With record prices at the pumps, both Freddy and Fannie looking really quite punch drunk, much of California covered in smoke, and an economic forecast gloomier by the day, many people today find that their response to our world has gradually shifted from patient optimism to concern to, well, freakin’ out.
As a writer, public speaker and “awakening coach,” I travel a great deal throughout the US, working with all kinds of people, from CEOs to hairdressers, and from mystics to merchants. When things get this uncertain, we discover that there is not nearly as much difference between us all as we might have imagined. In our ambitions, our dogmas and our prejudices we find a splintered world, when our status quo is threatened we find our common humanity. During the second world war in London, people discovered the same thing.

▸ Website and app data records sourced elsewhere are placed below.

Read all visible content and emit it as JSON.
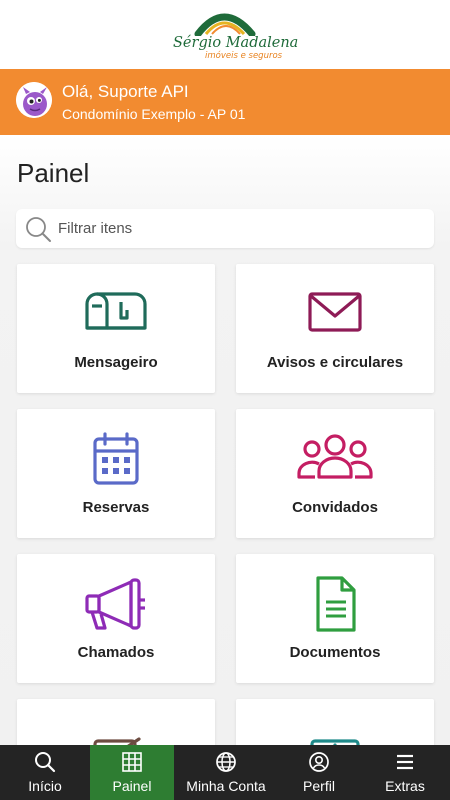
{
  "brand": {
    "name": "Sérgio Madalena",
    "tagline": "imóveis e seguros",
    "colors": {
      "green": "#1f6b3a",
      "orange": "#f28b30",
      "nav_active": "#2e7d32",
      "nav_bg": "#242424"
    }
  },
  "user": {
    "greeting": "Olá, Suporte API",
    "unit": "Condomínio Exemplo - AP 01",
    "avatar_icon": "purple-monster-avatar"
  },
  "page": {
    "title": "Painel"
  },
  "search": {
    "placeholder": "Filtrar itens",
    "icon": "search-icon"
  },
  "cards": [
    {
      "label": "Mensageiro",
      "icon": "mailbox-icon",
      "color": "#1f6b5a"
    },
    {
      "label": "Avisos e circulares",
      "icon": "envelope-icon",
      "color": "#8e1b56"
    },
    {
      "label": "Reservas",
      "icon": "calendar-icon",
      "color": "#5a6ac8"
    },
    {
      "label": "Convidados",
      "icon": "group-icon",
      "color": "#c41e63"
    },
    {
      "label": "Chamados",
      "icon": "megaphone-icon",
      "color": "#8e2bb6"
    },
    {
      "label": "Documentos",
      "icon": "document-icon",
      "color": "#2f9e3f"
    },
    {
      "label": "",
      "icon": "edit-icon",
      "color": "#6d4c41"
    },
    {
      "label": "",
      "icon": "tablet-icon",
      "color": "#1f8a8a"
    }
  ],
  "nav": [
    {
      "label": "Início",
      "icon": "search-icon",
      "active": false
    },
    {
      "label": "Painel",
      "icon": "grid-icon",
      "active": true
    },
    {
      "label": "Minha Conta",
      "icon": "globe-icon",
      "active": false
    },
    {
      "label": "Perfil",
      "icon": "user-icon",
      "active": false
    },
    {
      "label": "Extras",
      "icon": "menu-icon",
      "active": false
    }
  ]
}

Families who had not talked to each other for decades, because of some half remembered feud, became friends again while taking refuge in the London underground from the German bombing. The external threat provoked a sobering up from small preoccupations.
I have worked with tens of thousands of people over the last decades, both individually and in groups, facilitating a simple shift in consciousness, which we can call “awakening.” Generally our attention and energy is wrapped up in trying to improve our situation: make more money, find the perfect relationship, get the right raise. Perhaps we get a little more savvy, and shift that attention from the external to our internal state: we work on ourselves to become more loving, more positive or even more “spiritual.” Awakening is in a whole different ball park. Awakening happens when you run out of options, when, at least to some degree, you surrender the struggle. Then all the effort that was wrapped up in trying to make things better is freed up, and we relax simply back into ourselves, into a peace and presence that was overlooked in our obsessive activity. And millions of people are discovering, and least in snapshots, that everything goes better as a result.
I have noticed, in my work with people, that difficult times can be a great asset to the process of waking up to this deeper presence. When everything is going well: if someone is in love, or closing a lucrative deal, or buying a new home, the interest in all this is generally less intense. It is often when we have run out of options that the incentive to wake up becomes stronger. Eckhart Tolle, an icon of this kind of awakening, was in a state of suicidal despair when his attention shifted from mind to presence.
Today, millions of people are passing through this kind of a shift: from living from acquisition and ambition, to a freedom from the mind. Perhaps we are facing just the same kind of “bottoming out” collectively that so many people have faced individually, we are running out of options for our avarice, and the American dream is maturing into the global awakening. Some people say that we have few other options.
Over the next weeks and months, I will be offering you very simple short-cuts out of the mind and into the magic of the present moment. Here is a simple tool you can use many times a day to quickly antidote the habit of the mind to be in nervous activity. It is called Pure Waiting.
Whenever you can, sit and wait.
There is no need to distract yourself with filling the gap with random activity.
At the gate at the airport,
In the few minutes before its time to leave the house, while waiting for the bus,
Rather than picking up a book,
Or flipping the pages of a magazine,
Or checking e-mail or switching on the TV,
Just sit and wait.
Present… ready… available.
Waiting for the next thing to happen.
No need to meditate or get spiritual.
Just wait, like a cat, or a bird on a tree.
Become the waiting itself.
Wait for the kiss that kisses your lips
From the inside.